In loose succession, we report in our SUSHIYA blog on the subject of Japanese knives and cutting techniques and thus accompany our Sushi course for advanced, which will be held for the first time on March 11, 2018 in our sushi restaurant sansaro.
This is the third part, the first was Japanese knives and cutting techniques - an introduction. The second part was Cutting flavor The series will be continued and supplemented.
JAPANESE KNIVES & CUTTING TECHNIQUES - HANDLING JAPANESE KNIVES
Japanese knives are handled differently than Western knives.
In Japanese cooking, the cook does not normally stand parallel to the edge of the table, but at a predetermined angle of about 45°. Since the cuts are not made from the wrist as in Western cooking, but from the shoulder, and the forearm and wrist form a straight line, in this posture the blade moves almost at right angles to the front edge of the cutting surface (table/work surface).
Since Japanese knives do not have a finger guard, such a knife is also held and guided differently in the hand. The knife is held diagonally in the hand and the index finger often rests against or on the back of the blade to guide it precisely.

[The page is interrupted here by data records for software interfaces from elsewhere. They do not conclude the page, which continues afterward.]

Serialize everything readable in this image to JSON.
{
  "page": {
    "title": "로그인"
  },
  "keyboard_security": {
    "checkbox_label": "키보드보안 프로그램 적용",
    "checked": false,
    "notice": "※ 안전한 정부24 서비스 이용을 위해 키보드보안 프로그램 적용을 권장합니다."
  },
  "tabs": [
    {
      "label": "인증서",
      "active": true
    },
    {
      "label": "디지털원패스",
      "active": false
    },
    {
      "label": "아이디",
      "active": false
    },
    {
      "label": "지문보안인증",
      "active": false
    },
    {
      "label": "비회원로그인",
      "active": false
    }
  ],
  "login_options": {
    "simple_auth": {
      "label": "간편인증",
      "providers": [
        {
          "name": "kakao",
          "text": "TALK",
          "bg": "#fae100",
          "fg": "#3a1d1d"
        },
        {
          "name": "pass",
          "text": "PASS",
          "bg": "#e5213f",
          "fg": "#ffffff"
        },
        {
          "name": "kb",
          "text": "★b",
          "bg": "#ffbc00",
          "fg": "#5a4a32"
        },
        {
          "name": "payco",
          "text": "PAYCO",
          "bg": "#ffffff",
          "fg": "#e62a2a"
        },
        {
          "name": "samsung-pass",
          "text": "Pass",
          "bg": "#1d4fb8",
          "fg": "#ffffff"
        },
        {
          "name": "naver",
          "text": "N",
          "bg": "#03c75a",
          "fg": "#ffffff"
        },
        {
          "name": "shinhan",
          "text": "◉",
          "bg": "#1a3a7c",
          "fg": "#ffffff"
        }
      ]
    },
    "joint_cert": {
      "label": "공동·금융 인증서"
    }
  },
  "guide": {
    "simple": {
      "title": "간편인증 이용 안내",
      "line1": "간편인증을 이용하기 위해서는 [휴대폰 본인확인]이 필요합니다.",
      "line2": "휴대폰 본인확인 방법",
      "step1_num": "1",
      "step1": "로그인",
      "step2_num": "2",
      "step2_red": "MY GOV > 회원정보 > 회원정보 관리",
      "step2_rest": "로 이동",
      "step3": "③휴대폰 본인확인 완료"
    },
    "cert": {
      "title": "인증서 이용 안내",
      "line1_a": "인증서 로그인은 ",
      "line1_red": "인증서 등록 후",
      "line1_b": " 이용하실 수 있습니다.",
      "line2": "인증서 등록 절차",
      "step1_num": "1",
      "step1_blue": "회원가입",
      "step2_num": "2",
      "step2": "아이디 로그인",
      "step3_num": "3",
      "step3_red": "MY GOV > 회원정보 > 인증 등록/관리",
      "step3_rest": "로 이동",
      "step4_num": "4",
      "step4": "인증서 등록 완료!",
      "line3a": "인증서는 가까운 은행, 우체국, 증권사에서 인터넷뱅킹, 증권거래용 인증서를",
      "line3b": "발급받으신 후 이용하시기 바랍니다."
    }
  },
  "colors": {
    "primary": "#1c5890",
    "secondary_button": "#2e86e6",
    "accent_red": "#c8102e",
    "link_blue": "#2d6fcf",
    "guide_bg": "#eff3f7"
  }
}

The cutting process is done with traction, i.e. the knife is placed close to the handle and then passed through the material to be cut in a single long stroke.

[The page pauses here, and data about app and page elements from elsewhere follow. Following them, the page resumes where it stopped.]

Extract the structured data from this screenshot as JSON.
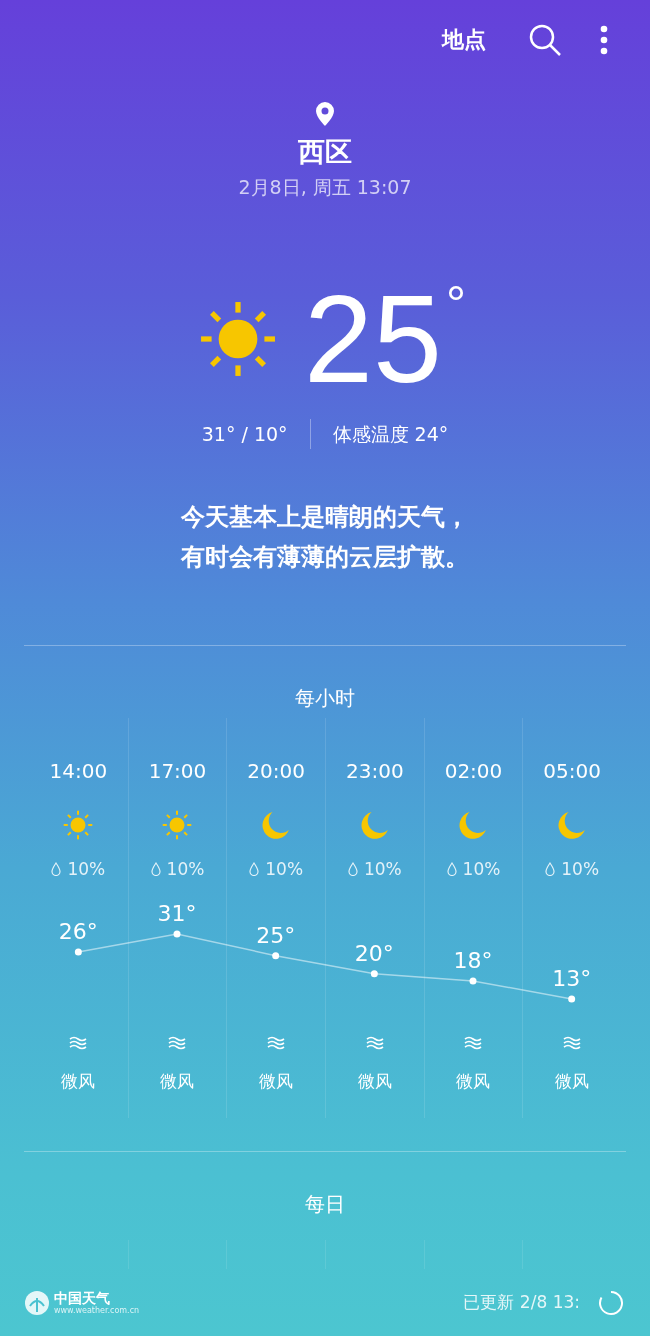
{
  "toolbar": {
    "locations_label": "地点"
  },
  "location": {
    "name": "西区",
    "datetime": "2月8日, 周五 13:07"
  },
  "current": {
    "kind": "sunny",
    "temp": "25",
    "unit": "°",
    "hilo": "31° / 10°",
    "feels_like": "体感温度 24°"
  },
  "description": [
    "今天基本上是晴朗的天气，",
    "有时会有薄薄的云层扩散。"
  ],
  "hourly": {
    "title": "每小时",
    "hours": [
      {
        "kind": "sunny",
        "precip": "10%",
        "wind": "微风"
      },
      {
        "kind": "sunny",
        "precip": "10%",
        "wind": "微风"
      },
      {
        "kind": "moon",
        "precip": "10%",
        "wind": "微风"
      },
      {
        "kind": "moon",
        "precip": "10%",
        "wind": "微风"
      },
      {
        "kind": "moon",
        "precip": "10%",
        "wind": "微风"
      },
      {
        "kind": "moon",
        "precip": "10%",
        "wind": "微风"
      }
    ],
    "chart_data": {
      "type": "line",
      "categories": [
        "14:00",
        "17:00",
        "20:00",
        "23:00",
        "02:00",
        "05:00"
      ],
      "values": [
        26,
        31,
        25,
        20,
        18,
        13
      ],
      "marker": "circle",
      "value_labels": [
        "26°",
        "31°",
        "25°",
        "20°",
        "18°",
        "13°"
      ]
    }
  },
  "daily": {
    "title": "每日"
  },
  "footer": {
    "provider": "中国天气",
    "provider_url": "www.weather.com.cn",
    "updated": "已更新 2/8 13:"
  }
}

With a good Japanese knife is not necessary to apply pressure. It is so well balanced that the cut is possible by its size and weight alone. Of course, this is especially true for large knives such as Nakiri or even Yanagiba, although the latter are quite light.
Note: never use the edge of a good knife to remove food from the cutting board or to push it into the cooking pot. No blade can withstand this and very quickly will no longer be sharp. In the case of Japanese knives, this can even cause the blade to break out due to the material.
Wooden boards, which in Japan are often made of hinoki (cypress), are particularly suitable as cutting surfaces. This wood is said to have antibacterial properties. A cutting surface should always be firm, but not too firm. Glass, stone or similar are bad for the blade!
The correct use of Japanese knives requires long practice. When a German chef with years of professional experience tried for the first time to work correctly with Japanese knives under guidance he said with a smile: "That's when I was more skilled on the first day of my apprenticeship. I didn't even know what muscles I had to use for this kind of cutting." - he meant his shoulder, in which he had a severe muscle ache the next day. In the meantime, however, he has become accustomed to this way of working and is always impressed by how precisely you can carry out the finest work with the right tool and the right way of working.
How to handle a Japanese knife, you have now read. But are there really so many different ways of cutting? Oh yes - and in the next part of the series we will introduce some of them.